Segment Open
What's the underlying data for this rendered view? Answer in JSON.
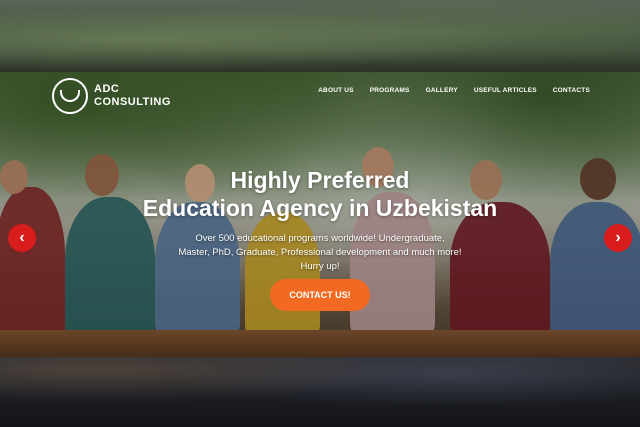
{
  "logo": {
    "line1": "ADC",
    "line2": "CONSULTING",
    "icon": "adc-consulting-logo"
  },
  "nav": {
    "items": [
      "ABOUT US",
      "PROGRAMS",
      "GALLERY",
      "USEFUL ARTICLES",
      "CONTACTS"
    ]
  },
  "hero": {
    "headline_line1": "Highly Preferred",
    "headline_line2": "Education Agency in Uzbekistan",
    "subtext_line1": "Over 500 educational programs worldwide! Undergraduate,",
    "subtext_line2": "Master, PhD, Graduate, Professional development and much more! Hurry up!",
    "cta_label": "CONTACT US!"
  },
  "carousel": {
    "prev_icon": "chevron-left-icon",
    "next_icon": "chevron-right-icon",
    "prev_glyph": "‹",
    "next_glyph": "›"
  },
  "colors": {
    "cta": "#f26a21",
    "arrows": "#d91c1c",
    "text": "#ffffff"
  }
}
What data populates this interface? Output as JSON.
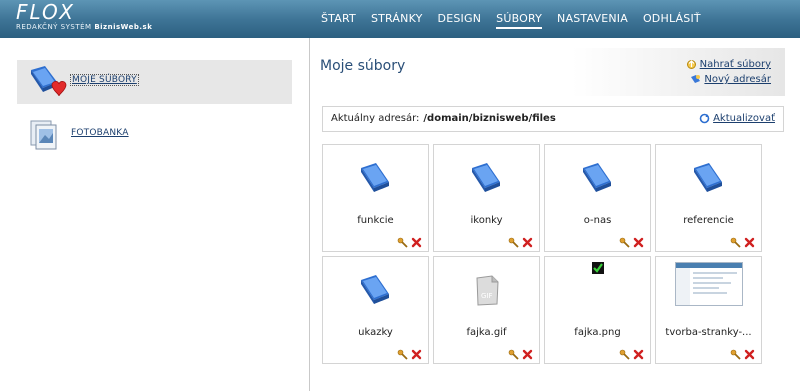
{
  "header": {
    "logo_name": "FLOX",
    "logo_sub": "REDAKČNÝ SYSTÉM",
    "logo_brand": "BiznisWeb.sk",
    "nav": [
      {
        "label": "ŠTART",
        "active": false
      },
      {
        "label": "STRÁNKY",
        "active": false
      },
      {
        "label": "DESIGN",
        "active": false
      },
      {
        "label": "SÚBORY",
        "active": true
      },
      {
        "label": "NASTAVENIA",
        "active": false
      },
      {
        "label": "ODHLÁSIŤ",
        "active": false
      }
    ]
  },
  "sidebar": {
    "items": [
      {
        "label": "MOJE SÚBORY",
        "icon": "my-files-icon",
        "active": true
      },
      {
        "label": "FOTOBANKA",
        "icon": "photobank-icon",
        "active": false
      }
    ]
  },
  "main": {
    "title": "Moje súbory",
    "upload_label": "Nahrať súbory",
    "new_dir_label": "Nový adresár",
    "dir_label": "Aktuálny adresár:",
    "dir_path": "/domain/biznisweb/files",
    "refresh_label": "Aktualizovať"
  },
  "files": [
    {
      "name": "funkcie",
      "type": "folder"
    },
    {
      "name": "ikonky",
      "type": "folder"
    },
    {
      "name": "o-nas",
      "type": "folder"
    },
    {
      "name": "referencie",
      "type": "folder"
    },
    {
      "name": "ukazky",
      "type": "folder"
    },
    {
      "name": "fajka.gif",
      "type": "gif"
    },
    {
      "name": "fajka.png",
      "type": "png"
    },
    {
      "name": "tvorba-stranky-...",
      "type": "image"
    }
  ],
  "colors": {
    "header": "#3f7597",
    "link": "#1c3f6e",
    "folder": "#3a78d8",
    "delete": "#d02020"
  }
}
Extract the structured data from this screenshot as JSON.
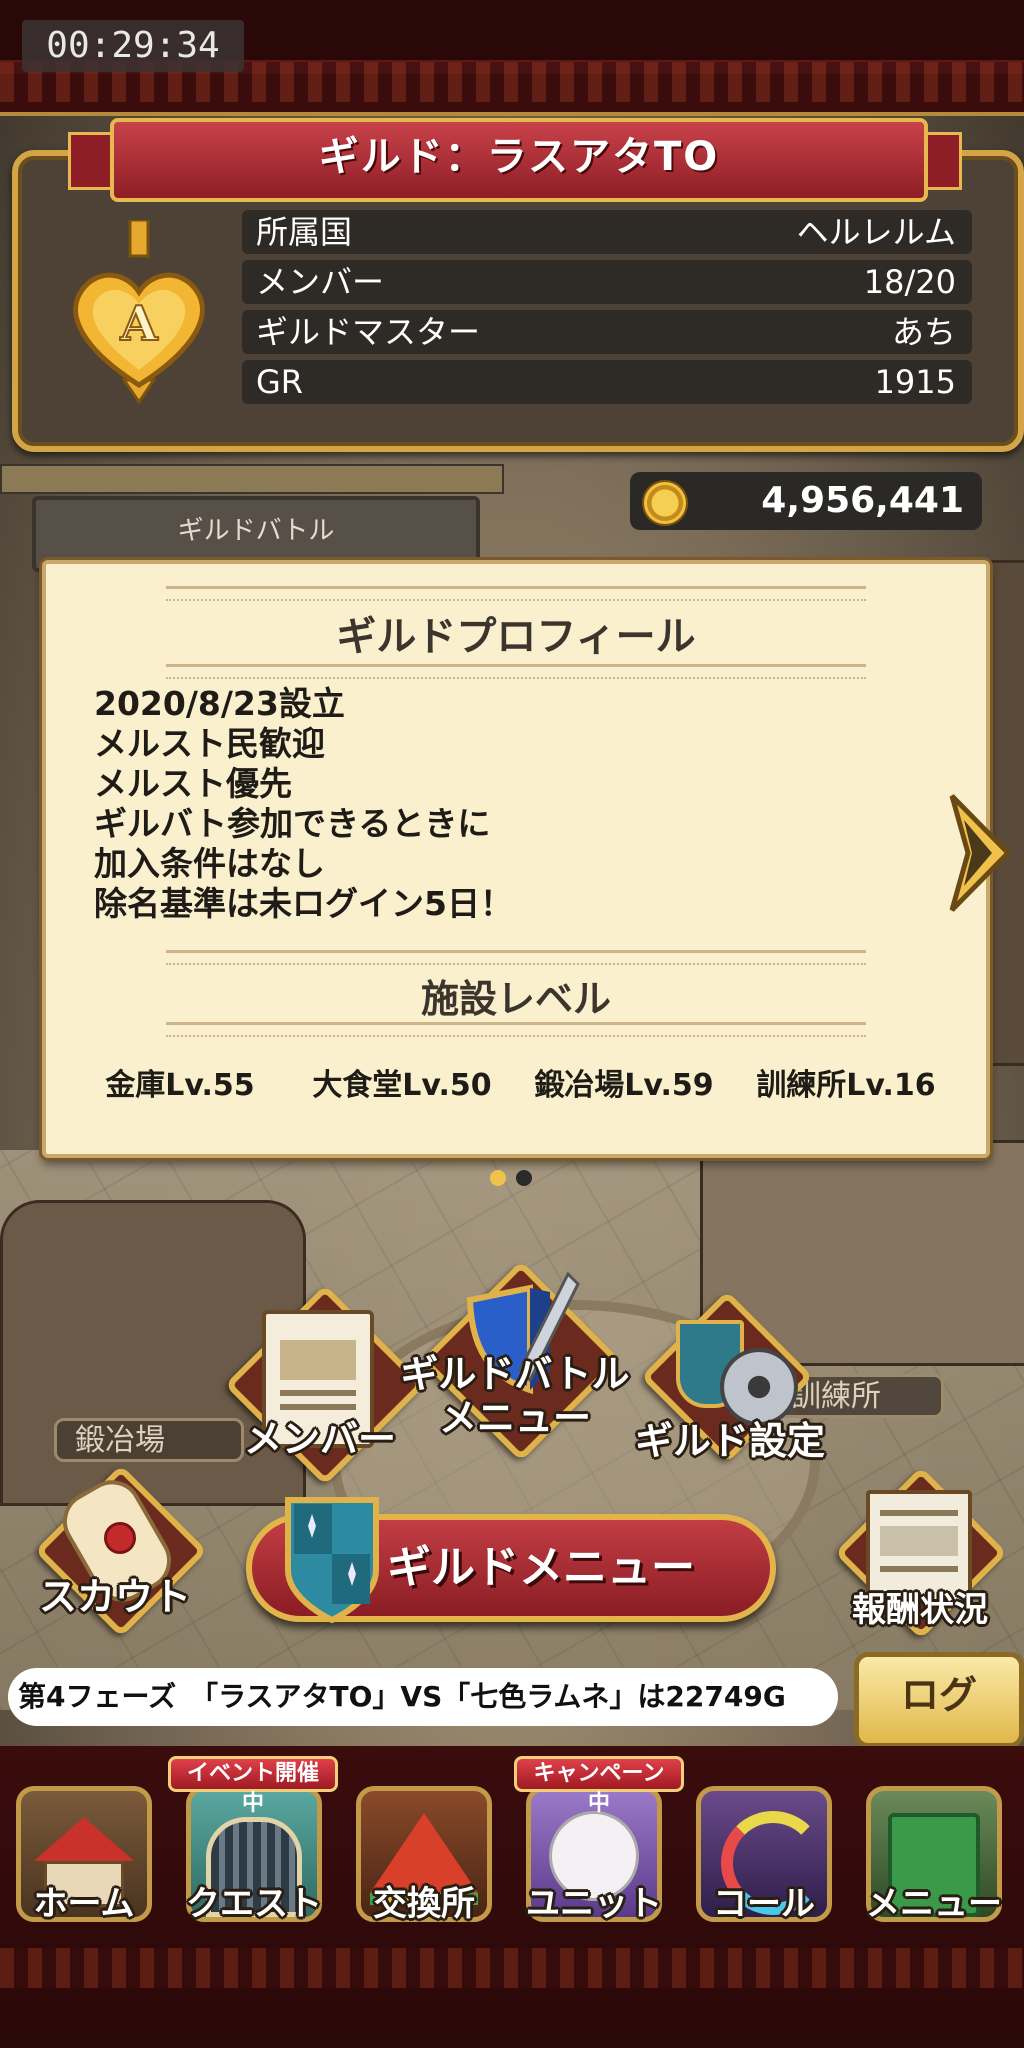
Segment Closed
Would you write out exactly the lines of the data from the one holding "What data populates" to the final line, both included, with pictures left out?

What data populates this interface? Output as JSON.
{
  "header": {
    "logo_name": "FLOX",
    "logo_sub": "REDAKČNÝ SYSTÉM",
    "logo_brand": "BiznisWeb.sk",
    "nav": [
      {
        "label": "ŠTART",
        "active": false
      },
      {
        "label": "STRÁNKY",
        "active": false
      },
      {
        "label": "DESIGN",
        "active": false
      },
      {
        "label": "SÚBORY",
        "active": true
      },
      {
        "label": "NASTAVENIA",
        "active": false
      },
      {
        "label": "ODHLÁSIŤ",
        "active": false
      }
    ]
  },
  "sidebar": {
    "items": [
      {
        "label": "MOJE SÚBORY",
        "icon": "my-files-icon",
        "active": true
      },
      {
        "label": "FOTOBANKA",
        "icon": "photobank-icon",
        "active": false
      }
    ]
  },
  "main": {
    "title": "Moje súbory",
    "upload_label": "Nahrať súbory",
    "new_dir_label": "Nový adresár",
    "dir_label": "Aktuálny adresár:",
    "dir_path": "/domain/biznisweb/files",
    "refresh_label": "Aktualizovať"
  },
  "files": [
    {
      "name": "funkcie",
      "type": "folder"
    },
    {
      "name": "ikonky",
      "type": "folder"
    },
    {
      "name": "o-nas",
      "type": "folder"
    },
    {
      "name": "referencie",
      "type": "folder"
    },
    {
      "name": "ukazky",
      "type": "folder"
    },
    {
      "name": "fajka.gif",
      "type": "gif"
    },
    {
      "name": "fajka.png",
      "type": "png"
    },
    {
      "name": "tvorba-stranky-...",
      "type": "image"
    }
  ],
  "colors": {
    "header": "#3f7597",
    "link": "#1c3f6e",
    "folder": "#3a78d8",
    "delete": "#d02020"
  }
}
Extract the structured data from this screenshot as JSON.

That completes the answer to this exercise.